▶ [Exercise]: Exact copy, no pictures: return all the records as they stand.

▶ [Input data]:
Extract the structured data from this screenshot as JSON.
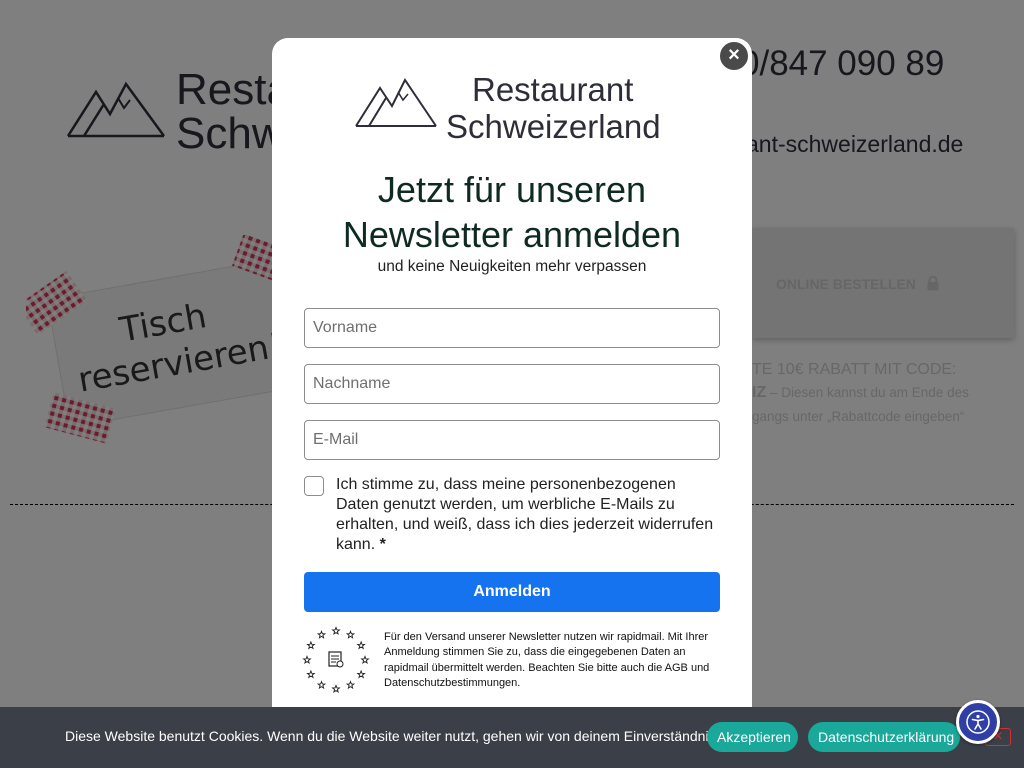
{
  "background": {
    "brand_line1": "Restaurant",
    "brand_line2": "Schweizerland",
    "phone": "0/847 090 89",
    "email": "ant-schweizerland.de",
    "sign_line1": "Tisch",
    "sign_line2": "reservieren!",
    "order_button": "ONLINE BESTELLEN",
    "discount_line1": "TE 10€ RABATT MIT CODE:",
    "discount_code": "IZ",
    "discount_text": " – Diesen kannst du am Ende des",
    "discount_line3": "gangs unter „Rabattcode eingeben“"
  },
  "modal": {
    "brand_line1": "Restaurant",
    "brand_line2": "Schweizerland",
    "title_line1": "Jetzt für unseren",
    "title_line2": "Newsletter anmelden",
    "subtitle": "und keine Neuigkeiten mehr verpassen",
    "fields": {
      "firstname_placeholder": "Vorname",
      "lastname_placeholder": "Nachname",
      "email_placeholder": "E-Mail"
    },
    "consent_text": "Ich stimme zu, dass meine personenbezogenen Daten genutzt werden, um werbliche E-Mails zu erhalten, und weiß, dass ich dies jederzeit widerrufen kann.",
    "consent_required_mark": "*",
    "submit_label": "Anmelden",
    "legal_text": "Für den Versand unserer Newsletter nutzen wir rapidmail. Mit Ihrer Anmeldung stimmen Sie zu, dass die eingegebenen Daten an rapidmail übermittelt werden. Beachten Sie bitte auch die AGB und Datenschutzbestimmungen.",
    "close_label": "×"
  },
  "cookie_bar": {
    "text": "Diese Website benutzt Cookies. Wenn du die Website weiter nutzt, gehen wir von deinem Einverständnis aus.",
    "accept_label": "Akzeptieren",
    "privacy_label": "Datenschutzerklärung",
    "close_label": "✕"
  },
  "icons": {
    "mountain_logo": "mountain-logo-icon",
    "lock": "lock-icon",
    "eu_badge": "eu-stars-badge-icon",
    "accessibility": "accessibility-icon",
    "close": "close-icon"
  },
  "colors": {
    "primary_button": "#1673f0",
    "cookie_bar": "#3b3f47",
    "cookie_buttons": "#1aa89a",
    "accessibility_button": "#2f3fa6",
    "title": "#0e2a22"
  }
}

▶ [Answer for this exercise]:
Extract the structured data from this screenshot as JSON.
{
  "background": {
    "brand_line1": "Restaurant",
    "brand_line2": "Schweizerland",
    "phone": "0/847 090 89",
    "email": "ant-schweizerland.de",
    "sign_line1": "Tisch",
    "sign_line2": "reservieren!",
    "order_button": "ONLINE BESTELLEN",
    "discount_line1": "TE 10€ RABATT MIT CODE:",
    "discount_code": "IZ",
    "discount_text": " – Diesen kannst du am Ende des",
    "discount_line3": "gangs unter „Rabattcode eingeben“"
  },
  "modal": {
    "brand_line1": "Restaurant",
    "brand_line2": "Schweizerland",
    "title_line1": "Jetzt für unseren",
    "title_line2": "Newsletter anmelden",
    "subtitle": "und keine Neuigkeiten mehr verpassen",
    "fields": {
      "firstname_placeholder": "Vorname",
      "lastname_placeholder": "Nachname",
      "email_placeholder": "E-Mail"
    },
    "consent_text": "Ich stimme zu, dass meine personenbezogenen Daten genutzt werden, um werbliche E-Mails zu erhalten, und weiß, dass ich dies jederzeit widerrufen kann.",
    "consent_required_mark": "*",
    "submit_label": "Anmelden",
    "legal_text": "Für den Versand unserer Newsletter nutzen wir rapidmail. Mit Ihrer Anmeldung stimmen Sie zu, dass die eingegebenen Daten an rapidmail übermittelt werden. Beachten Sie bitte auch die AGB und Datenschutzbestimmungen.",
    "close_label": "×"
  },
  "cookie_bar": {
    "text": "Diese Website benutzt Cookies. Wenn du die Website weiter nutzt, gehen wir von deinem Einverständnis aus.",
    "accept_label": "Akzeptieren",
    "privacy_label": "Datenschutzerklärung",
    "close_label": "✕"
  },
  "icons": {
    "mountain_logo": "mountain-logo-icon",
    "lock": "lock-icon",
    "eu_badge": "eu-stars-badge-icon",
    "accessibility": "accessibility-icon",
    "close": "close-icon"
  },
  "colors": {
    "primary_button": "#1673f0",
    "cookie_bar": "#3b3f47",
    "cookie_buttons": "#1aa89a",
    "accessibility_button": "#2f3fa6",
    "title": "#0e2a22"
  }
}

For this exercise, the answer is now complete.